Your task: Exact copy, pictures excluded: reproduce every record below.

Excerpted data:
* * *
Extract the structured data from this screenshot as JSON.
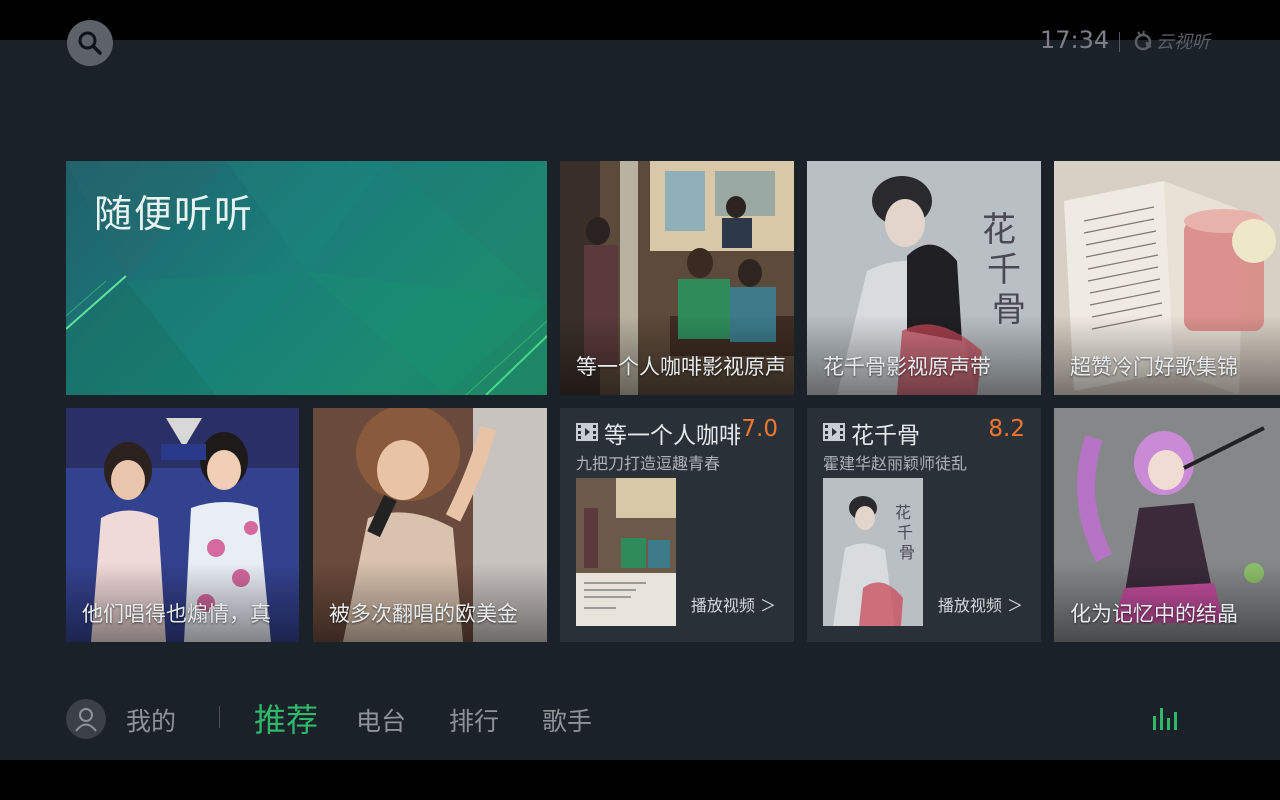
{
  "status": {
    "time": "17:34",
    "brand": "云视听"
  },
  "hero": {
    "title": "随便听听"
  },
  "tiles": {
    "cafe": {
      "label": "等一个人咖啡影视原声"
    },
    "hua": {
      "label": "花千骨影视原声带"
    },
    "cold": {
      "label": "超赞冷门好歌集锦"
    },
    "voice": {
      "label": "他们唱得也煽情，真"
    },
    "cover": {
      "label": "被多次翻唱的欧美金"
    },
    "crystal": {
      "label": "化为记忆中的结晶"
    }
  },
  "cards": {
    "cafe": {
      "title": "等一个人咖啡",
      "score": "7.0",
      "subtitle": "九把刀打造逗趣青春",
      "play": "播放视频 ＞"
    },
    "hua": {
      "title": "花千骨",
      "score": "8.2",
      "subtitle": "霍建华赵丽颖师徒乱",
      "play": "播放视频 ＞"
    }
  },
  "nav": {
    "mine": "我的",
    "recommend": "推荐",
    "radio": "电台",
    "rank": "排行",
    "singer": "歌手"
  },
  "colors": {
    "accent": "#2fb86a",
    "score": "#f0772b"
  }
}
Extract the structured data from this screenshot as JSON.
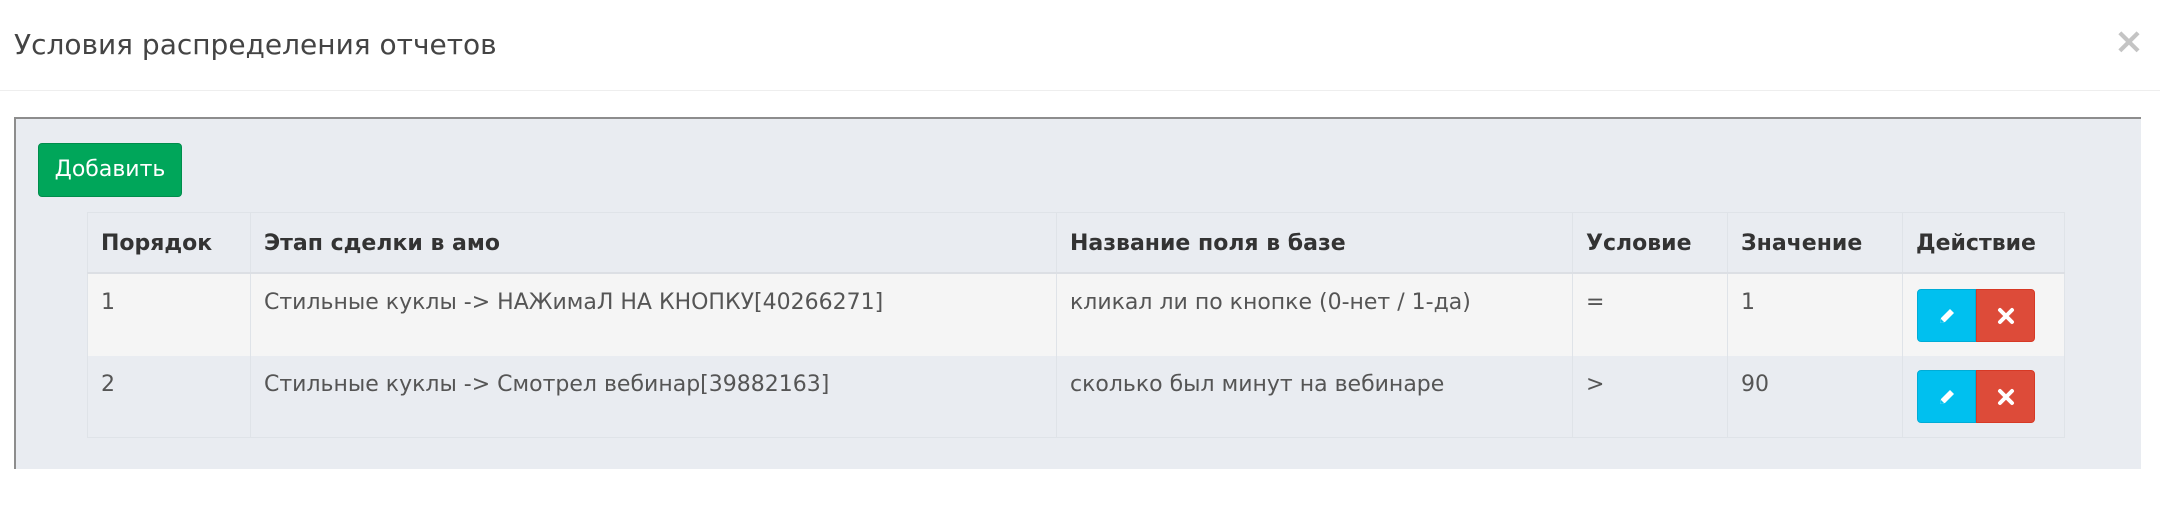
{
  "modal": {
    "title": "Условия распределения отчетов",
    "close_label": "×"
  },
  "toolbar": {
    "add_label": "Добавить"
  },
  "colors": {
    "add_button": "#00a65a",
    "edit_button": "#00c0ef",
    "delete_button": "#dd4b39",
    "panel_bg": "#e9ecf1"
  },
  "table": {
    "headers": [
      "Порядок",
      "Этап сделки в амо",
      "Название поля в базе",
      "Условие",
      "Значение",
      "Действие"
    ],
    "rows": [
      {
        "order": "1",
        "stage": "Стильные куклы -> НАЖимаЛ НА КНОПКУ[40266271]",
        "field": "кликал ли по кнопке (0-нет / 1-да)",
        "condition": "=",
        "value": "1",
        "actions": [
          "pencil-icon",
          "times-icon"
        ]
      },
      {
        "order": "2",
        "stage": "Стильные куклы -> Смотрел вебинар[39882163]",
        "field": "сколько был минут на вебинаре",
        "condition": ">",
        "value": "90",
        "actions": [
          "pencil-icon",
          "times-icon"
        ]
      }
    ]
  }
}
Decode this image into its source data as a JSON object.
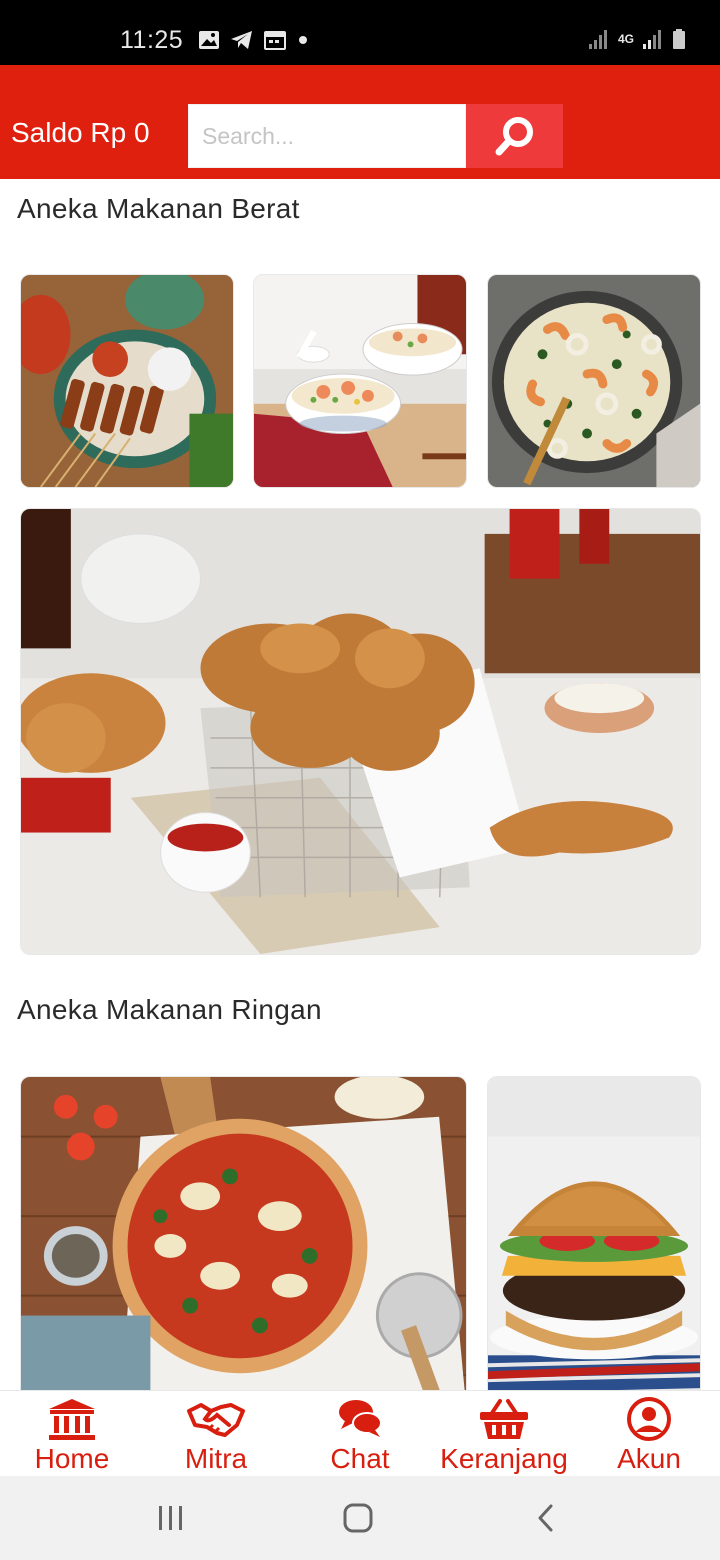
{
  "status_bar": {
    "time": "11:25",
    "left_icons": [
      "image-icon",
      "telegram-icon",
      "calendar-icon",
      "dot-icon"
    ],
    "right_icons": [
      "signal-icon",
      "network-4g-icon",
      "signal-icon",
      "battery-icon"
    ],
    "network_label": "4G"
  },
  "header": {
    "balance_label": "Saldo Rp 0",
    "search_placeholder": "Search...",
    "search_icon": "search-icon",
    "background_color": "#e0200f",
    "search_button_color": "#ee3a3a"
  },
  "sections": [
    {
      "title": "Aneka Makanan Berat",
      "tiles": [
        "satay",
        "shrimp-fried-rice",
        "seafood-pan",
        "fried-chicken"
      ]
    },
    {
      "title": "Aneka Makanan Ringan",
      "tiles": [
        "pizza",
        "burger"
      ]
    }
  ],
  "bottom_nav": {
    "accent_color": "#d81e0f",
    "items": [
      {
        "label": "Home",
        "icon": "bank-icon"
      },
      {
        "label": "Mitra",
        "icon": "handshake-icon"
      },
      {
        "label": "Chat",
        "icon": "chat-icon"
      },
      {
        "label": "Keranjang",
        "icon": "basket-icon"
      },
      {
        "label": "Akun",
        "icon": "account-icon"
      }
    ]
  },
  "system_nav": [
    "recent-apps-icon",
    "home-icon",
    "back-icon"
  ]
}
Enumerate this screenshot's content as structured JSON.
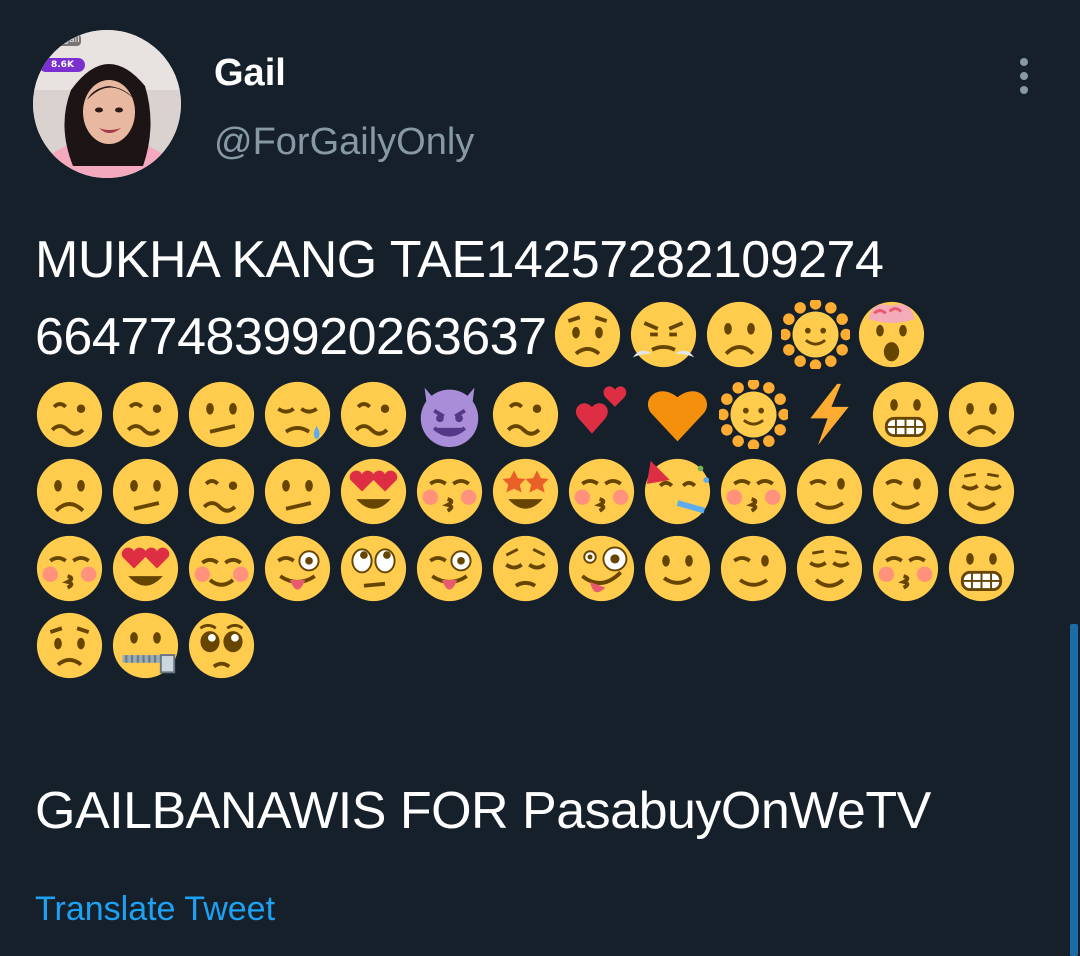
{
  "profile": {
    "display_name": "Gail",
    "handle": "@ForGailyOnly",
    "avatar_badge": "8.6K",
    "avatar_tag": "struggail"
  },
  "tweet": {
    "line1": "MUKHA KANG TAE142572821092​74",
    "line2_text": "6647748399202636​37",
    "line2_emojis": [
      "worried",
      "triumph",
      "frown",
      "sun",
      "exploding",
      "woozy"
    ],
    "emoji_rows": [
      [
        "woozy",
        "confused",
        "sleepy",
        "woozy",
        "devil",
        "woozy",
        "two-hearts",
        "orange-heart",
        "sun",
        "zap",
        "grimace",
        "frown",
        "woozy"
      ],
      [
        "frown",
        "confused",
        "woozy",
        "confused",
        "heart-eyes",
        "kiss-blush",
        "star-struck",
        "kiss-blush",
        "party",
        "kiss-blush",
        "wink",
        "wink",
        "relieved"
      ],
      [
        "kiss-blush",
        "heart-eyes",
        "smiling-blush",
        "tongue-wink",
        "roll-eyes",
        "tongue-wink",
        "pensive",
        "zany",
        "slight-smile",
        "wink",
        "relieved",
        "kiss-blush",
        "grimace"
      ],
      [
        "worried",
        "zipper",
        "pleading"
      ]
    ],
    "footer": "GAILBANAWIS FOR PasabuyOnWeTV",
    "translate_label": "Translate Tweet"
  },
  "colors": {
    "background": "#15202b",
    "text": "#ffffff",
    "secondary": "#8899a6",
    "link": "#1da1f2",
    "emoji_yellow": "#ffcc4d"
  }
}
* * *
Solution to the exercise:
Extract the structured data from this screenshot as JSON.
{
  "status": {
    "time": "17:34",
    "brand": "云视听"
  },
  "hero": {
    "title": "随便听听"
  },
  "tiles": {
    "cafe": {
      "label": "等一个人咖啡影视原声"
    },
    "hua": {
      "label": "花千骨影视原声带"
    },
    "cold": {
      "label": "超赞冷门好歌集锦"
    },
    "voice": {
      "label": "他们唱得也煽情，真"
    },
    "cover": {
      "label": "被多次翻唱的欧美金"
    },
    "crystal": {
      "label": "化为记忆中的结晶"
    }
  },
  "cards": {
    "cafe": {
      "title": "等一个人咖啡",
      "score": "7.0",
      "subtitle": "九把刀打造逗趣青春",
      "play": "播放视频 ＞"
    },
    "hua": {
      "title": "花千骨",
      "score": "8.2",
      "subtitle": "霍建华赵丽颖师徒乱",
      "play": "播放视频 ＞"
    }
  },
  "nav": {
    "mine": "我的",
    "recommend": "推荐",
    "radio": "电台",
    "rank": "排行",
    "singer": "歌手"
  },
  "colors": {
    "accent": "#2fb86a",
    "score": "#f0772b"
  }
}
Extract the structured data from this screenshot as JSON.
{
  "modal": {
    "title": "Условия распределения отчетов",
    "close_label": "×"
  },
  "toolbar": {
    "add_label": "Добавить"
  },
  "colors": {
    "add_button": "#00a65a",
    "edit_button": "#00c0ef",
    "delete_button": "#dd4b39",
    "panel_bg": "#e9ecf1"
  },
  "table": {
    "headers": [
      "Порядок",
      "Этап сделки в амо",
      "Название поля в базе",
      "Условие",
      "Значение",
      "Действие"
    ],
    "rows": [
      {
        "order": "1",
        "stage": "Стильные куклы -> НАЖимаЛ НА КНОПКУ[40266271]",
        "field": "кликал ли по кнопке (0-нет / 1-да)",
        "condition": "=",
        "value": "1",
        "actions": [
          "pencil-icon",
          "times-icon"
        ]
      },
      {
        "order": "2",
        "stage": "Стильные куклы -> Смотрел вебинар[39882163]",
        "field": "сколько был минут на вебинаре",
        "condition": ">",
        "value": "90",
        "actions": [
          "pencil-icon",
          "times-icon"
        ]
      }
    ]
  }
}
Decode this image into its source data as a JSON object.
{
  "status_bar": {
    "time": "11:25",
    "left_icons": [
      "image-icon",
      "telegram-icon",
      "calendar-icon",
      "dot-icon"
    ],
    "right_icons": [
      "signal-icon",
      "network-4g-icon",
      "signal-icon",
      "battery-icon"
    ],
    "network_label": "4G"
  },
  "header": {
    "balance_label": "Saldo Rp 0",
    "search_placeholder": "Search...",
    "search_icon": "search-icon",
    "background_color": "#e0200f",
    "search_button_color": "#ee3a3a"
  },
  "sections": [
    {
      "title": "Aneka Makanan Berat",
      "tiles": [
        "satay",
        "shrimp-fried-rice",
        "seafood-pan",
        "fried-chicken"
      ]
    },
    {
      "title": "Aneka Makanan Ringan",
      "tiles": [
        "pizza",
        "burger"
      ]
    }
  ],
  "bottom_nav": {
    "accent_color": "#d81e0f",
    "items": [
      {
        "label": "Home",
        "icon": "bank-icon"
      },
      {
        "label": "Mitra",
        "icon": "handshake-icon"
      },
      {
        "label": "Chat",
        "icon": "chat-icon"
      },
      {
        "label": "Keranjang",
        "icon": "basket-icon"
      },
      {
        "label": "Akun",
        "icon": "account-icon"
      }
    ]
  },
  "system_nav": [
    "recent-apps-icon",
    "home-icon",
    "back-icon"
  ]
}
Enumerate this screenshot's content as structured JSON.
{
  "profile": {
    "display_name": "Gail",
    "handle": "@ForGailyOnly",
    "avatar_badge": "8.6K",
    "avatar_tag": "struggail"
  },
  "tweet": {
    "line1": "MUKHA KANG TAE142572821092​74",
    "line2_text": "6647748399202636​37",
    "line2_emojis": [
      "worried",
      "triumph",
      "frown",
      "sun",
      "exploding",
      "woozy"
    ],
    "emoji_rows": [
      [
        "woozy",
        "confused",
        "sleepy",
        "woozy",
        "devil",
        "woozy",
        "two-hearts",
        "orange-heart",
        "sun",
        "zap",
        "grimace",
        "frown",
        "woozy"
      ],
      [
        "frown",
        "confused",
        "woozy",
        "confused",
        "heart-eyes",
        "kiss-blush",
        "star-struck",
        "kiss-blush",
        "party",
        "kiss-blush",
        "wink",
        "wink",
        "relieved"
      ],
      [
        "kiss-blush",
        "heart-eyes",
        "smiling-blush",
        "tongue-wink",
        "roll-eyes",
        "tongue-wink",
        "pensive",
        "zany",
        "slight-smile",
        "wink",
        "relieved",
        "kiss-blush",
        "grimace"
      ],
      [
        "worried",
        "zipper",
        "pleading"
      ]
    ],
    "footer": "GAILBANAWIS FOR PasabuyOnWeTV",
    "translate_label": "Translate Tweet"
  },
  "colors": {
    "background": "#15202b",
    "text": "#ffffff",
    "secondary": "#8899a6",
    "link": "#1da1f2",
    "emoji_yellow": "#ffcc4d"
  }
}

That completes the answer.